[Input material — start]
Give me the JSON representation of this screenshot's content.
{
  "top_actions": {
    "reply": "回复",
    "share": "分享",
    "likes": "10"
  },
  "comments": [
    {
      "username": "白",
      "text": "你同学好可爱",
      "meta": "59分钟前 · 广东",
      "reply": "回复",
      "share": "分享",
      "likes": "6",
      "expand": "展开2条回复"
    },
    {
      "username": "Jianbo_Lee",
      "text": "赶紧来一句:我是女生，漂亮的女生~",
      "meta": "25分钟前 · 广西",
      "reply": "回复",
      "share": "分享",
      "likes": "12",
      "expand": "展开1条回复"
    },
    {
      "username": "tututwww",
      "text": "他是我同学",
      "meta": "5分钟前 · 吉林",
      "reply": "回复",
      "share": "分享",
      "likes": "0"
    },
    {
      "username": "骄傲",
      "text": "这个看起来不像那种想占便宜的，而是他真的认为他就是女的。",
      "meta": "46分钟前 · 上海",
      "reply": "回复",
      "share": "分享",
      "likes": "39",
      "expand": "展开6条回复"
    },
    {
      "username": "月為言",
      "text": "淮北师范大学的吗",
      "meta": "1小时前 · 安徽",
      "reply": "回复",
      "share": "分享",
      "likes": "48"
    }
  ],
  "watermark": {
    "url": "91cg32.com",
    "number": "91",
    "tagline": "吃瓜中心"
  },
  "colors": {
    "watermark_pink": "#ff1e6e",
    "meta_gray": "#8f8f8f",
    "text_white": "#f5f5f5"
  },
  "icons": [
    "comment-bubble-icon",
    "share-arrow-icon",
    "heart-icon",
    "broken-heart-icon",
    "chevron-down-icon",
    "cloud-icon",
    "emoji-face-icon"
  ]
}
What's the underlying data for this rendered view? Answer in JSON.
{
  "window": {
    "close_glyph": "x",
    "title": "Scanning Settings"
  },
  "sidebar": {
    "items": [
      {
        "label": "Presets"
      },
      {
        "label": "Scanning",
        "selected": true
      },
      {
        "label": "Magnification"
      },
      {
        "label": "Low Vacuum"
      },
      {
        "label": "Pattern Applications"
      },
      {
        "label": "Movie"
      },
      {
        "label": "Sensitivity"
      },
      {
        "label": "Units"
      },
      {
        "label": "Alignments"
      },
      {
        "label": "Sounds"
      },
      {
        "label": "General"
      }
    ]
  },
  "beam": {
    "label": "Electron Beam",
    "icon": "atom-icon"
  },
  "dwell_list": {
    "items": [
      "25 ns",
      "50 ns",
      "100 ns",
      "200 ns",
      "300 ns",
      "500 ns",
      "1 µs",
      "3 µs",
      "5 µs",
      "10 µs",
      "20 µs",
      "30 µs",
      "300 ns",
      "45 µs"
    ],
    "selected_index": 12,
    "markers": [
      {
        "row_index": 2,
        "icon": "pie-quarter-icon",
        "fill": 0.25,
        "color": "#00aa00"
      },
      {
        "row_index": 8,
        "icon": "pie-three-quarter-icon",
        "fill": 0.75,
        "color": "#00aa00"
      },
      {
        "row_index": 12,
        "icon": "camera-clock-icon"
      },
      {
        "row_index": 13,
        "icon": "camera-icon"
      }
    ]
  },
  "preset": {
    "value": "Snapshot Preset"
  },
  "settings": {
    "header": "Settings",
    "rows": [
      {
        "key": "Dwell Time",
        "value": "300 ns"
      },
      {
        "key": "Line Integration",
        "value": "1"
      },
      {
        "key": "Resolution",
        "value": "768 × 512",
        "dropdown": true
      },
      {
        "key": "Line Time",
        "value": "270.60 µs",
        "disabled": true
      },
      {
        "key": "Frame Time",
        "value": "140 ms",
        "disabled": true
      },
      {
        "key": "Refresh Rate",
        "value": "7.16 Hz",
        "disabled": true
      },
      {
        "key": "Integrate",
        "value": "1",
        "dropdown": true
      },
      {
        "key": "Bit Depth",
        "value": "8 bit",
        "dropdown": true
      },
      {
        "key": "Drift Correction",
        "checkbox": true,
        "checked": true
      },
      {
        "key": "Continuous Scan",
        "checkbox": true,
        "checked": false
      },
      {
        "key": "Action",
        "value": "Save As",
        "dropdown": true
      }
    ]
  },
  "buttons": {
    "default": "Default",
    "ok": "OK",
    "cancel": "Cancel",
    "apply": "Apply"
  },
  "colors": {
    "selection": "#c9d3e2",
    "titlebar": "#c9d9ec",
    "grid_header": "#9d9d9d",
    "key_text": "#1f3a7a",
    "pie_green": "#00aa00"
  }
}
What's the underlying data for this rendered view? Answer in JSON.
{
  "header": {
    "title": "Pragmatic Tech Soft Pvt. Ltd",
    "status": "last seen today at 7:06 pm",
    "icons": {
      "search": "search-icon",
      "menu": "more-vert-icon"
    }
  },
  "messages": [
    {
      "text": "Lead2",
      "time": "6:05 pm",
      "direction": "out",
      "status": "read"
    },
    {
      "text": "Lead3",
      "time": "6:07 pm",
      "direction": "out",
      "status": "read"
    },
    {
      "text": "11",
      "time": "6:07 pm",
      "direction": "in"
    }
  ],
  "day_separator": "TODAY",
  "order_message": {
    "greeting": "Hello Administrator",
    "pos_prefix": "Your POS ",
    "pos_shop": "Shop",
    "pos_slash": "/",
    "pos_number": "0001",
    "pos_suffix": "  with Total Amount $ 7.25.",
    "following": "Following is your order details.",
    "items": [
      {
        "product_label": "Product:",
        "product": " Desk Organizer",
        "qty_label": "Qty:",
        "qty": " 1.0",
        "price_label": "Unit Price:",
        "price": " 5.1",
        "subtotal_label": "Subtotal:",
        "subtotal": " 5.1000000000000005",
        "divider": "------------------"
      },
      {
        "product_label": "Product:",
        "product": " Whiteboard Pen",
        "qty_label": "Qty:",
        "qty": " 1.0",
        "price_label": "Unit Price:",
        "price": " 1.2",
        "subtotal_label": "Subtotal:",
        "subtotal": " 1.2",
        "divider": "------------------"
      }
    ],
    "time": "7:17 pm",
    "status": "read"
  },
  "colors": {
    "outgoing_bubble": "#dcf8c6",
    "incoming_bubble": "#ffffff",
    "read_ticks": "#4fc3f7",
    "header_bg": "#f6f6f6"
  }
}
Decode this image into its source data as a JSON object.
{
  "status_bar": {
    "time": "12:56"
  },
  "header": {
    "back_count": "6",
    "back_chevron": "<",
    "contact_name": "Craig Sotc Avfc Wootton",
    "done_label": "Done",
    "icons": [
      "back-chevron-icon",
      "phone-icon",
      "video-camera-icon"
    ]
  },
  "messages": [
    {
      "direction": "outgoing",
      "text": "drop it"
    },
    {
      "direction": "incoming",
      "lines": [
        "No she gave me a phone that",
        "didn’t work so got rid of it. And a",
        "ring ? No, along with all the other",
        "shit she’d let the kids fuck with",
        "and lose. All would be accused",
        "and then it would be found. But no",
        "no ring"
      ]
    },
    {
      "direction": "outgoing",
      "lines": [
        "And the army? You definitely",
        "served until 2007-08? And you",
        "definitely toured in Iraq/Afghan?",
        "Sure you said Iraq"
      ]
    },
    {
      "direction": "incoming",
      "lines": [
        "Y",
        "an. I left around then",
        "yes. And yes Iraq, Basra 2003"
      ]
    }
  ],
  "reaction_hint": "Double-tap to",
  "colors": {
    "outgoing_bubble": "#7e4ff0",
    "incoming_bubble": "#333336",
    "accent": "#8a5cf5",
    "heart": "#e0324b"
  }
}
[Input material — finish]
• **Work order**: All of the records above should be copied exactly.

• **Task solution**:
Give me the JSON representation of this screenshot's content.
{
  "top_actions": {
    "reply": "回复",
    "share": "分享",
    "likes": "10"
  },
  "comments": [
    {
      "username": "白",
      "text": "你同学好可爱",
      "meta": "59分钟前 · 广东",
      "reply": "回复",
      "share": "分享",
      "likes": "6",
      "expand": "展开2条回复"
    },
    {
      "username": "Jianbo_Lee",
      "text": "赶紧来一句:我是女生，漂亮的女生~",
      "meta": "25分钟前 · 广西",
      "reply": "回复",
      "share": "分享",
      "likes": "12",
      "expand": "展开1条回复"
    },
    {
      "username": "tututwww",
      "text": "他是我同学",
      "meta": "5分钟前 · 吉林",
      "reply": "回复",
      "share": "分享",
      "likes": "0"
    },
    {
      "username": "骄傲",
      "text": "这个看起来不像那种想占便宜的，而是他真的认为他就是女的。",
      "meta": "46分钟前 · 上海",
      "reply": "回复",
      "share": "分享",
      "likes": "39",
      "expand": "展开6条回复"
    },
    {
      "username": "月為言",
      "text": "淮北师范大学的吗",
      "meta": "1小时前 · 安徽",
      "reply": "回复",
      "share": "分享",
      "likes": "48"
    }
  ],
  "watermark": {
    "url": "91cg32.com",
    "number": "91",
    "tagline": "吃瓜中心"
  },
  "colors": {
    "watermark_pink": "#ff1e6e",
    "meta_gray": "#8f8f8f",
    "text_white": "#f5f5f5"
  },
  "icons": [
    "comment-bubble-icon",
    "share-arrow-icon",
    "heart-icon",
    "broken-heart-icon",
    "chevron-down-icon",
    "cloud-icon",
    "emoji-face-icon"
  ]
}
What's the underlying data for this rendered view? Answer in JSON.
{
  "window": {
    "close_glyph": "x",
    "title": "Scanning Settings"
  },
  "sidebar": {
    "items": [
      {
        "label": "Presets"
      },
      {
        "label": "Scanning",
        "selected": true
      },
      {
        "label": "Magnification"
      },
      {
        "label": "Low Vacuum"
      },
      {
        "label": "Pattern Applications"
      },
      {
        "label": "Movie"
      },
      {
        "label": "Sensitivity"
      },
      {
        "label": "Units"
      },
      {
        "label": "Alignments"
      },
      {
        "label": "Sounds"
      },
      {
        "label": "General"
      }
    ]
  },
  "beam": {
    "label": "Electron Beam",
    "icon": "atom-icon"
  },
  "dwell_list": {
    "items": [
      "25 ns",
      "50 ns",
      "100 ns",
      "200 ns",
      "300 ns",
      "500 ns",
      "1 µs",
      "3 µs",
      "5 µs",
      "10 µs",
      "20 µs",
      "30 µs",
      "300 ns",
      "45 µs"
    ],
    "selected_index": 12,
    "markers": [
      {
        "row_index": 2,
        "icon": "pie-quarter-icon",
        "fill": 0.25,
        "color": "#00aa00"
      },
      {
        "row_index": 8,
        "icon": "pie-three-quarter-icon",
        "fill": 0.75,
        "color": "#00aa00"
      },
      {
        "row_index": 12,
        "icon": "camera-clock-icon"
      },
      {
        "row_index": 13,
        "icon": "camera-icon"
      }
    ]
  },
  "preset": {
    "value": "Snapshot Preset"
  },
  "settings": {
    "header": "Settings",
    "rows": [
      {
        "key": "Dwell Time",
        "value": "300 ns"
      },
      {
        "key": "Line Integration",
        "value": "1"
      },
      {
        "key": "Resolution",
        "value": "768 × 512",
        "dropdown": true
      },
      {
        "key": "Line Time",
        "value": "270.60 µs",
        "disabled": true
      },
      {
        "key": "Frame Time",
        "value": "140 ms",
        "disabled": true
      },
      {
        "key": "Refresh Rate",
        "value": "7.16 Hz",
        "disabled": true
      },
      {
        "key": "Integrate",
        "value": "1",
        "dropdown": true
      },
      {
        "key": "Bit Depth",
        "value": "8 bit",
        "dropdown": true
      },
      {
        "key": "Drift Correction",
        "checkbox": true,
        "checked": true
      },
      {
        "key": "Continuous Scan",
        "checkbox": true,
        "checked": false
      },
      {
        "key": "Action",
        "value": "Save As",
        "dropdown": true
      }
    ]
  },
  "buttons": {
    "default": "Default",
    "ok": "OK",
    "cancel": "Cancel",
    "apply": "Apply"
  },
  "colors": {
    "selection": "#c9d3e2",
    "titlebar": "#c9d9ec",
    "grid_header": "#9d9d9d",
    "key_text": "#1f3a7a",
    "pie_green": "#00aa00"
  }
}
What's the underlying data for this rendered view? Answer in JSON.
{
  "header": {
    "title": "Pragmatic Tech Soft Pvt. Ltd",
    "status": "last seen today at 7:06 pm",
    "icons": {
      "search": "search-icon",
      "menu": "more-vert-icon"
    }
  },
  "messages": [
    {
      "text": "Lead2",
      "time": "6:05 pm",
      "direction": "out",
      "status": "read"
    },
    {
      "text": "Lead3",
      "time": "6:07 pm",
      "direction": "out",
      "status": "read"
    },
    {
      "text": "11",
      "time": "6:07 pm",
      "direction": "in"
    }
  ],
  "day_separator": "TODAY",
  "order_message": {
    "greeting": "Hello Administrator",
    "pos_prefix": "Your POS ",
    "pos_shop": "Shop",
    "pos_slash": "/",
    "pos_number": "0001",
    "pos_suffix": "  with Total Amount $ 7.25.",
    "following": "Following is your order details.",
    "items": [
      {
        "product_label": "Product:",
        "product": " Desk Organizer",
        "qty_label": "Qty:",
        "qty": " 1.0",
        "price_label": "Unit Price:",
        "price": " 5.1",
        "subtotal_label": "Subtotal:",
        "subtotal": " 5.1000000000000005",
        "divider": "------------------"
      },
      {
        "product_label": "Product:",
        "product": " Whiteboard Pen",
        "qty_label": "Qty:",
        "qty": " 1.0",
        "price_label": "Unit Price:",
        "price": " 1.2",
        "subtotal_label": "Subtotal:",
        "subtotal": " 1.2",
        "divider": "------------------"
      }
    ],
    "time": "7:17 pm",
    "status": "read"
  },
  "colors": {
    "outgoing_bubble": "#dcf8c6",
    "incoming_bubble": "#ffffff",
    "read_ticks": "#4fc3f7",
    "header_bg": "#f6f6f6"
  }
}
Decode this image into its source data as a JSON object.
{
  "status_bar": {
    "time": "12:56"
  },
  "header": {
    "back_count": "6",
    "back_chevron": "<",
    "contact_name": "Craig Sotc Avfc Wootton",
    "done_label": "Done",
    "icons": [
      "back-chevron-icon",
      "phone-icon",
      "video-camera-icon"
    ]
  },
  "messages": [
    {
      "direction": "outgoing",
      "text": "drop it"
    },
    {
      "direction": "incoming",
      "lines": [
        "No she gave me a phone that",
        "didn’t work so got rid of it. And a",
        "ring ? No, along with all the other",
        "shit she’d let the kids fuck with",
        "and lose. All would be accused",
        "and then it would be found. But no",
        "no ring"
      ]
    },
    {
      "direction": "outgoing",
      "lines": [
        "And the army? You definitely",
        "served until 2007-08? And you",
        "definitely toured in Iraq/Afghan?",
        "Sure you said Iraq"
      ]
    },
    {
      "direction": "incoming",
      "lines": [
        "Y",
        "an. I left around then",
        "yes. And yes Iraq, Basra 2003"
      ]
    }
  ],
  "reaction_hint": "Double-tap to",
  "colors": {
    "outgoing_bubble": "#7e4ff0",
    "incoming_bubble": "#333336",
    "accent": "#8a5cf5",
    "heart": "#e0324b"
  }
}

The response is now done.